The Gary Bisbee Show
64: What Will Variant Sigma Look Like?, with Michael T. Osterholm, Ph.D., Regents Professor, Division of Environmental Health Science; Director, Center for Infectious Disease Research and Policy (CIDRAP) University of Minnesota

The Gary Bisbee Show

Play Episode Listen Later May 19, 2022 52:02
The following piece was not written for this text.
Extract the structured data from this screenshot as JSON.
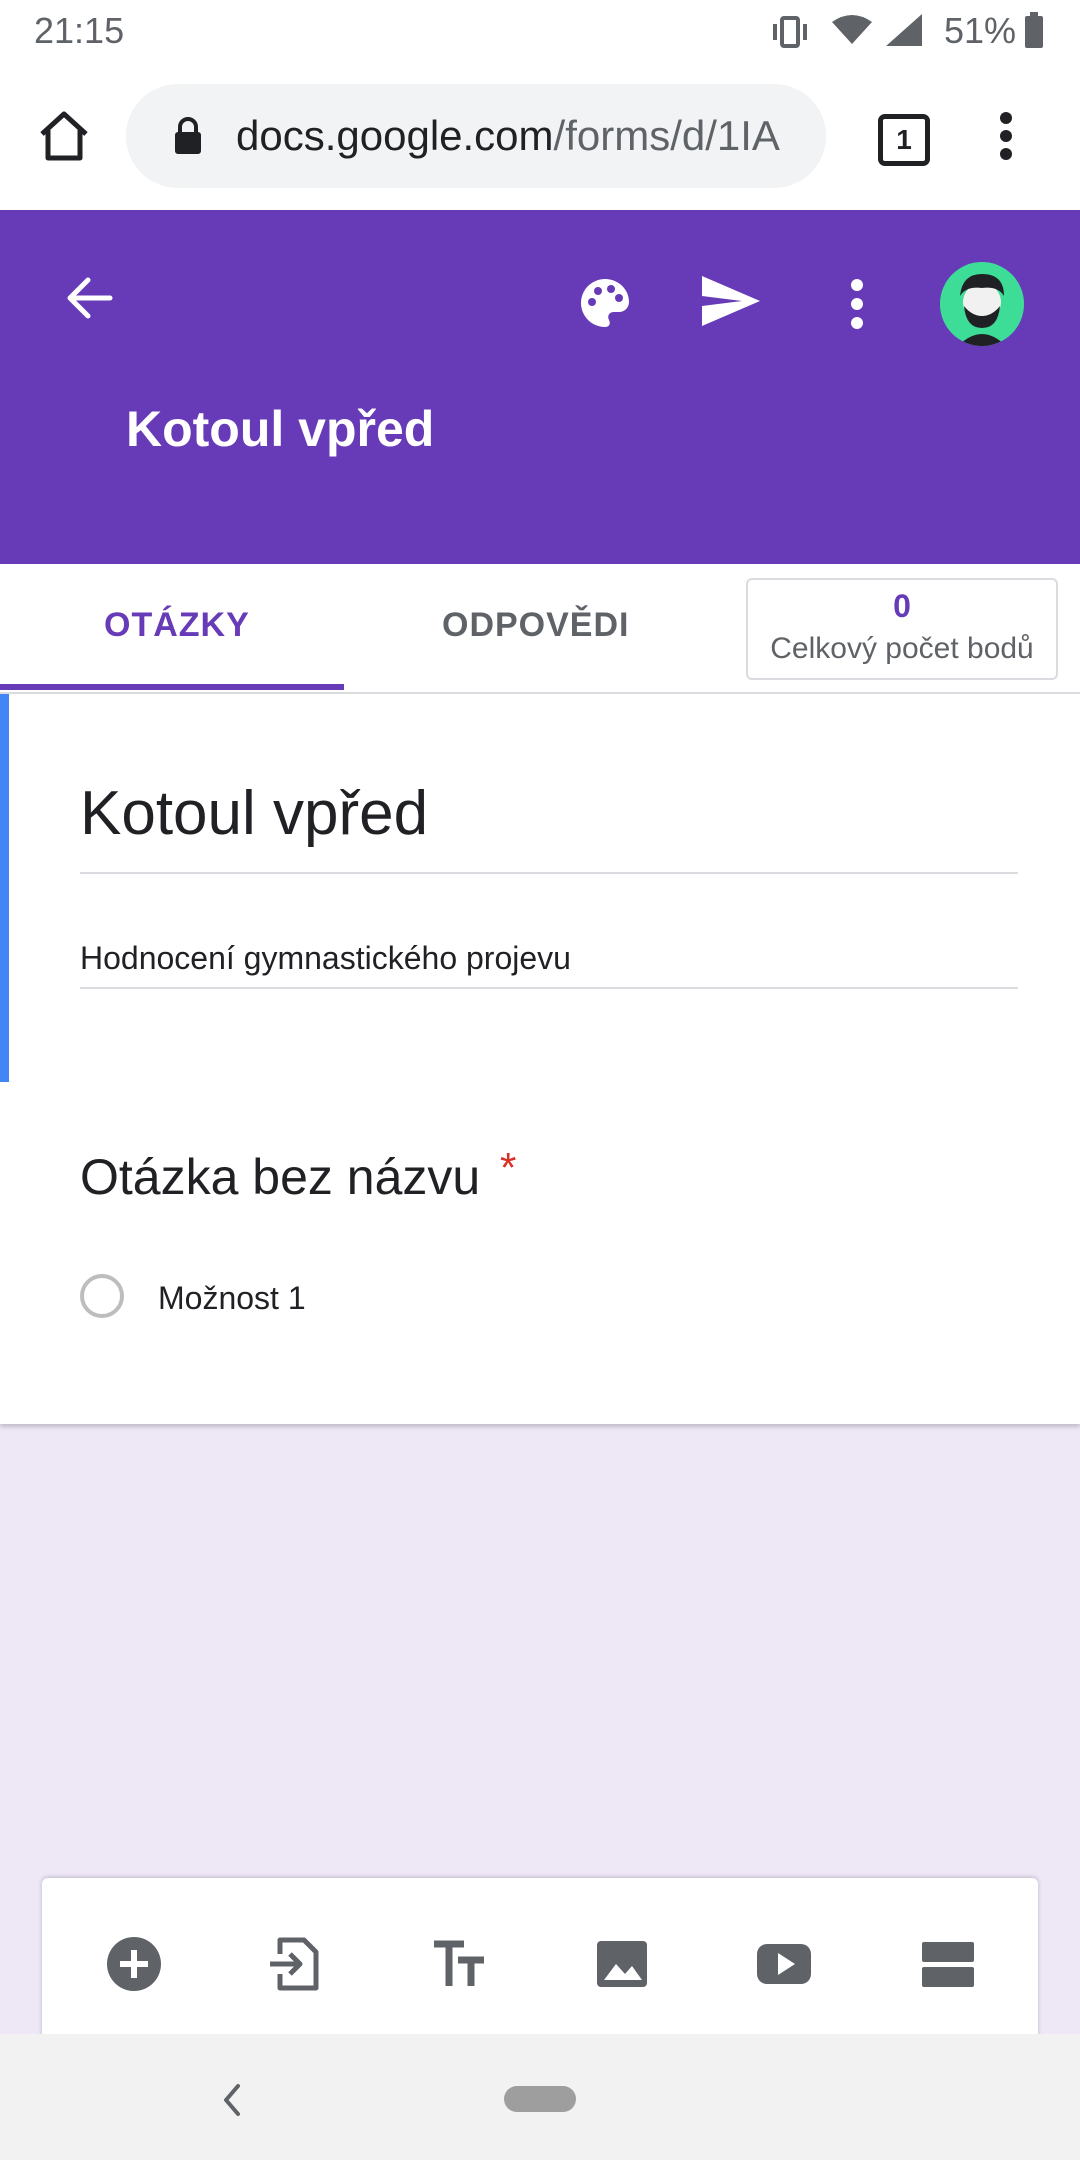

Meet Michael Osterholm, Ph.D.:Michael Osterholm, Ph.D. is a Regents Professor, the Director of the Center for Infectious Diseases Research and Policy (CIDRAP), and McKnight Presidential Endowed Chair in Public Health at the University of Minnesota. Dr. Osterholm was appointed to President Biden's Transition COVID-19 Advisory Board. He is author of “Deadliest Enemy” and hosts “The Osterholm Update: COVID-19” podcast. Dr. Osterholm received a Ph.D. and MS in Environmental Health and an MPH in Epidemiology from the University of Minnesota. Key Insights:Dr. Osterholm is a distinguished leader in a variety of areas including as a scientist, public health official, author, professor, and advisor. The State of the Pandemic. Pre-existing immunity from vaccines and prior infections clearly reduce severe illness and deaths. However, Dr. Osterholm questions, what's after Omicron? What will variant Pi and Sigma look like? Viral evolution indicates that upcoming variants will be more infectious and have more immune system evasion. We must be prepared. (13:16)Lessons from Pandemics. There are sociological lessons to learn from previous disease outbreaks. The duration of the 1918 pandemic was around three years. However, after about a year, the public gave up on public health recommendations, and stopped acting on or accepting protections. (28:41)Vaccine Technology. Dr. Osterholm predicts we will see new vaccine technologies that are more immune enhancing. COVID-19 mRNA vaccines provide a rapid antibody response, which wanes in a matter of months. Adenovirus vaccines initially seemed less effective, but result in a stronger T-cell response, which is a more durable immunity. New vaccine technology will need to produce a complex immune response, rather than focusing on just the antibody response. (30:49) Relevant Links: Check out his podcast “The Osterholm Update: COVID-19”Check out Dr. Osterholm'd book “Deadliest Enemy: Our War Against Killer Germs”Watch “American public 'done' with pandemic, even if it's not done with us: Osterholm | ABC News”